  • Sarcasm: - Supposedly positive comments can actually be sarcastic towards that host provider. I tend to find this the case particularly with the free hosts ;-) Example: "gotta love Geocities".

  • Name ambiguity: - Special care had to be taken for hosts with names such as 'Tripod', as the same word can be used to represent something to rest a camcorder on, the name of a rock group, and is also the name of a comedy group! In such cases, hosts were manually checked (tedious to say the least), or in some cases removed altogether.

  • Split host names: - Liquidweb is often quoted as "liquid web" (with the space in the middle). Likewise, "asmallorange" could be "a small orange". We make sure to include both types in the results, at least for the top 5-20 listed.

  • Service ambiguity: - Certain sites such as,,, and were excluded from the results because they offer other services (such as domain registration or email) on top of web hosting.

  • Indirect spamming: - As of the time of writing, if you do a search for "hostgator sucks", you'll see that towards the end of the results, there were plenty of spam entries made by domains such as which were obviously nonsensical, and hence not counted.

    External links:
  • Choosing a web host to build your website - Following on from this article, we detail what features you'll want from a host, and discuss whether you should go for a free or paid host.
  • Condensed and more 'commercial' version of this page (effectively saying the same thing).
  • Web hostings dirty laundry - An interesting read. Not all host review sites are as genuine as this story from the Dreamhost blog dramatically demonstrates.
  • WHreviews - Definitely one of the more transparent host review sites out there. Ranking of hosts is attained by research from customer reviews.
  • Web Host - One of the most comprehensive host information resources out there, and what appears to be one of the most reliable from what I can see. Also read their section on host finding
  • Webhostgear - Site covers a broad selection of material including tools, tutorials, product news and information for hosting companies.
  • WebHostingLab - One of the few sites that really puts the hosts through their paces. He goes out of his way to sign up for each host and records the results (here's an example).
  • Webhostreviewrevolution - One of the few sites that reviews the host review sites! I hope to see more reviews from here in the future.
  • The evils of Overselling. But for balance, then read the reason why 'overselling' can invariably be a good thing from the Dreamhost blog. Here's a more neutral stance.
  • Web Hosting Unleashed - An extensive collection of many hosts, with somewhat of a correlation with the results I've collated.
  • Web Host - How to Find Your First Web Host (For Beginners)
  • Free Web Space - One of the oldest and best. Customer reviews and rankings of many free hosts. Also see for a similar theme.
  • - Lists disadvantages of free web hosts.
  • - Host interviews, news, and user submitted articles / tutorials.
  • - Information for those who are looking to start their own web host, by using reselling (effectively no hardware needed, as it is supplied externally).

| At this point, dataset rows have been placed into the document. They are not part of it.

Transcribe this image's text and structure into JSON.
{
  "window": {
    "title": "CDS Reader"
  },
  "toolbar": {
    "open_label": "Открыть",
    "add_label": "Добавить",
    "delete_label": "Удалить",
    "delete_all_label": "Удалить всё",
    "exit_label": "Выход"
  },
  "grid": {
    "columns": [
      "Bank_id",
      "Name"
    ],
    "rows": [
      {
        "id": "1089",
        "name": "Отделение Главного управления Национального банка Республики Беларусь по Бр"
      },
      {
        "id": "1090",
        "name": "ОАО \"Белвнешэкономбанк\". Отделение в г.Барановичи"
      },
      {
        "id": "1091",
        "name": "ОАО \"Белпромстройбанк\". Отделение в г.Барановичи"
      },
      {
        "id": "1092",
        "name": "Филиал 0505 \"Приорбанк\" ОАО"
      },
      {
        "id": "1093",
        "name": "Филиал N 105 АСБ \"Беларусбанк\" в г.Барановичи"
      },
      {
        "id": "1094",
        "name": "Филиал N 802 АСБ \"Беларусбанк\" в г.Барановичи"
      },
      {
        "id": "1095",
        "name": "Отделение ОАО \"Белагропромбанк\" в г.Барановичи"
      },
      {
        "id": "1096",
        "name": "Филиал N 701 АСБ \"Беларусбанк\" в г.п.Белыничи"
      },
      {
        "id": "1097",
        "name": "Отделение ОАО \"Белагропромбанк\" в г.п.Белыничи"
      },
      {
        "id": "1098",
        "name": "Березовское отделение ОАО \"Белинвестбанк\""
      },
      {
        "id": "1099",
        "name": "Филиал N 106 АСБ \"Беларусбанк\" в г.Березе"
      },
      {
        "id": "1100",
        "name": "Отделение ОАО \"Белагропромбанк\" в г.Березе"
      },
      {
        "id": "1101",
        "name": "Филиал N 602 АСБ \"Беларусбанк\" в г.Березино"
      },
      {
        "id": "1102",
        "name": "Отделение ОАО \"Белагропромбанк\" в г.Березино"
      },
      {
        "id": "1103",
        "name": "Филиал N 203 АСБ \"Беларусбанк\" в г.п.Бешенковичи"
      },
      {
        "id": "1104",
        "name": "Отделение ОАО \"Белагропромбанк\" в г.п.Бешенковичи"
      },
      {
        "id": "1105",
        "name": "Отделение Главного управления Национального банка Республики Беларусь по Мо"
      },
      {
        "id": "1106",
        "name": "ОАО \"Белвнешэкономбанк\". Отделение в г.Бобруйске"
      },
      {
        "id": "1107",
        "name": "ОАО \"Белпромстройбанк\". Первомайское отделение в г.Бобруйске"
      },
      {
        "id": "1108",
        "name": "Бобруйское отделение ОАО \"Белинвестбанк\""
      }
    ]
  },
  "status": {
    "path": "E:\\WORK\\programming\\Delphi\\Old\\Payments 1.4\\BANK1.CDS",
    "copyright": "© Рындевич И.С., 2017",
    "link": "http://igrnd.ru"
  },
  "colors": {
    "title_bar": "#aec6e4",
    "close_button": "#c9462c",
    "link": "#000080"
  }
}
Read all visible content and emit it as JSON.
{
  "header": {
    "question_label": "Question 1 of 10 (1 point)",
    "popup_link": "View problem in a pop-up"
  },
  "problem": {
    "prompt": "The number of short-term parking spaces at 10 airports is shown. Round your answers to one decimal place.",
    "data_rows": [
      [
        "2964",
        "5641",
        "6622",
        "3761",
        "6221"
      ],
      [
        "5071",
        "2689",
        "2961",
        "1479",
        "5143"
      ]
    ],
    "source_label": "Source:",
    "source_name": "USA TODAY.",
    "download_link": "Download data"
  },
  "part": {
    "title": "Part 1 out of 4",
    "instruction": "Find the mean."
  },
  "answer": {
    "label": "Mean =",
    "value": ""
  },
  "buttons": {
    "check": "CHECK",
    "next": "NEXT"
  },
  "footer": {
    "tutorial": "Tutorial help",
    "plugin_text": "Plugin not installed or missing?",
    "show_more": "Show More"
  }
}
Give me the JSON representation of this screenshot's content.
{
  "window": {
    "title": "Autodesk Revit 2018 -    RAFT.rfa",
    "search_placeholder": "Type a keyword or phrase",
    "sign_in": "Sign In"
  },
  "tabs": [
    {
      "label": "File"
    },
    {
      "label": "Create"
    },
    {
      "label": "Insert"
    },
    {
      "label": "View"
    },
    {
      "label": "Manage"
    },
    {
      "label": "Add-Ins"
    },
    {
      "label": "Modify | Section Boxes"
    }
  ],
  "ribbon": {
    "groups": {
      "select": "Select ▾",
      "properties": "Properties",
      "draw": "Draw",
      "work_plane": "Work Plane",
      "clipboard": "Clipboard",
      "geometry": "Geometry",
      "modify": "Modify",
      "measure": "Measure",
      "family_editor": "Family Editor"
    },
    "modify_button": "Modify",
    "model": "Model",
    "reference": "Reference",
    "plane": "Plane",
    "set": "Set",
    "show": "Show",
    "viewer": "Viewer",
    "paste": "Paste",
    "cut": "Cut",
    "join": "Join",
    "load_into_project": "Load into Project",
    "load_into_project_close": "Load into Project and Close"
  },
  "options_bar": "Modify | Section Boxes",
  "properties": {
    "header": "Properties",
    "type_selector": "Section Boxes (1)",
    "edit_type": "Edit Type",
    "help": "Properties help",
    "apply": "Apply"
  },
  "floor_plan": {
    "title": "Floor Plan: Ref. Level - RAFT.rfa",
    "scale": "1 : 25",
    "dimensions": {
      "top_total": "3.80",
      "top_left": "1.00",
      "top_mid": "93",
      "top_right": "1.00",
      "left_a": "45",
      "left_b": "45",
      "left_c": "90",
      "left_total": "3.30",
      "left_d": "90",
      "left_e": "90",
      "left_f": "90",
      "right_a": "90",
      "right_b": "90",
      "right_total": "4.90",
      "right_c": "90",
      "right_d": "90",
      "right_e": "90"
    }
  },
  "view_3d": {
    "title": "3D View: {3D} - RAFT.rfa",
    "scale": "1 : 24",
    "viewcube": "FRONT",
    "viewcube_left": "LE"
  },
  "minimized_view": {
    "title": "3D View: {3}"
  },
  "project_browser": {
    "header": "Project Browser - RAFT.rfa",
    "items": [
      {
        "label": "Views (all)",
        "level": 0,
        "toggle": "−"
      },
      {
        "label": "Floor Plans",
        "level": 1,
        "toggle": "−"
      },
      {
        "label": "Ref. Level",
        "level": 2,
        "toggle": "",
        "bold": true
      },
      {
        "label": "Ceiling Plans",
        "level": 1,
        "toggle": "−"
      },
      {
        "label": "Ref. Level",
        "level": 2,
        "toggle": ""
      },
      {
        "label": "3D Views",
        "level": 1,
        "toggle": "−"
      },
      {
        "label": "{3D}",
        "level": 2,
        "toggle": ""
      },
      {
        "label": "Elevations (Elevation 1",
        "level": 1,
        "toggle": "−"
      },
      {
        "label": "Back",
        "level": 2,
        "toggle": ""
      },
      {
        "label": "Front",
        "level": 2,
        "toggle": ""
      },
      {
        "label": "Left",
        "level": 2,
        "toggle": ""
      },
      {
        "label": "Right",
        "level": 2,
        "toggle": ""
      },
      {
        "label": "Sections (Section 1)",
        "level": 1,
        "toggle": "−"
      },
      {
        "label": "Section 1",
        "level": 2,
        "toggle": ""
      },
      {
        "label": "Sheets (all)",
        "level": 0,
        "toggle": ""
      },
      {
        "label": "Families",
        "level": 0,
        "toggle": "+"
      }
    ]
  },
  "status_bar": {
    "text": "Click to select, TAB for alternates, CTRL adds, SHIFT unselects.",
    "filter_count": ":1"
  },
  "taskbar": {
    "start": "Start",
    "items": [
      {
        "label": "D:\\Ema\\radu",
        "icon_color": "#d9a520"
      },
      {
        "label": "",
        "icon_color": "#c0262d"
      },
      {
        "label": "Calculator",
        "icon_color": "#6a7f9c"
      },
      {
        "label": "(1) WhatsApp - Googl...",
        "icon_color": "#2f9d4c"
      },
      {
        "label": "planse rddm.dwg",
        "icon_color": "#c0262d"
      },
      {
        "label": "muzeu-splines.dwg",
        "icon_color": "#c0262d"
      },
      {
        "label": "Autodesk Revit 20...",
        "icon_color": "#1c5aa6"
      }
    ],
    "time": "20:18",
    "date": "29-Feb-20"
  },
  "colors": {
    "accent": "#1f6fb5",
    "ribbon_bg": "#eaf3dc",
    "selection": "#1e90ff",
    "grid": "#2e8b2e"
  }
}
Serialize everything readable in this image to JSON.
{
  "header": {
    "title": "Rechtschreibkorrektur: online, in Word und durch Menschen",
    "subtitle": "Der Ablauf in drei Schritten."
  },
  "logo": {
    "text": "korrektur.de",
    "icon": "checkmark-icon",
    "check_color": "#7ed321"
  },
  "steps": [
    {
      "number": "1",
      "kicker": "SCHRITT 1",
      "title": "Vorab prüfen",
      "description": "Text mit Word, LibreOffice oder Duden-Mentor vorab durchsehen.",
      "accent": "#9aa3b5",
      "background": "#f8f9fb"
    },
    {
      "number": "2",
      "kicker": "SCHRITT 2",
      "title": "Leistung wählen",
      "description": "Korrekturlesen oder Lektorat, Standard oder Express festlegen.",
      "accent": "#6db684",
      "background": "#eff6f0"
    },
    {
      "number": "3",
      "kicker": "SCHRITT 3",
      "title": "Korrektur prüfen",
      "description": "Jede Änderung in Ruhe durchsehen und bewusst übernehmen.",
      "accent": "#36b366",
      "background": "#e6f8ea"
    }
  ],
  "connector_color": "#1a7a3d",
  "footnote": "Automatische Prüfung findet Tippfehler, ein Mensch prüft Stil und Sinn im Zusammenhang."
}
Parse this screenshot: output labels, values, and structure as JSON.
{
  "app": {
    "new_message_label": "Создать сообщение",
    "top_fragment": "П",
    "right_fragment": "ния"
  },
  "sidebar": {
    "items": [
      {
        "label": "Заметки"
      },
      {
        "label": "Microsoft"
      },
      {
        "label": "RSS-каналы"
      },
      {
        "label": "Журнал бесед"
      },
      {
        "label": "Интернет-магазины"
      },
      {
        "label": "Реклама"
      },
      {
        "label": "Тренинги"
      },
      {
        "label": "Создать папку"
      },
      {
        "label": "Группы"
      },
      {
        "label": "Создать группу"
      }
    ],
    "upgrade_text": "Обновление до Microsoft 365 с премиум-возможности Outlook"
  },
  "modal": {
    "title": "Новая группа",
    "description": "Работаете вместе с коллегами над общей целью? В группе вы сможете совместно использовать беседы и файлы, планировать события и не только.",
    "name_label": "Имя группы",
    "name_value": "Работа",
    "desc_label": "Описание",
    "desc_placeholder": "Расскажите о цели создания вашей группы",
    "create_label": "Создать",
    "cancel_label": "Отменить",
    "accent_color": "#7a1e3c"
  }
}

    All pictures, data and text on this page are copyright 2005 onwards Daniel White.
    If you wish to duplicate any of the information from this page, you must contact me for permission.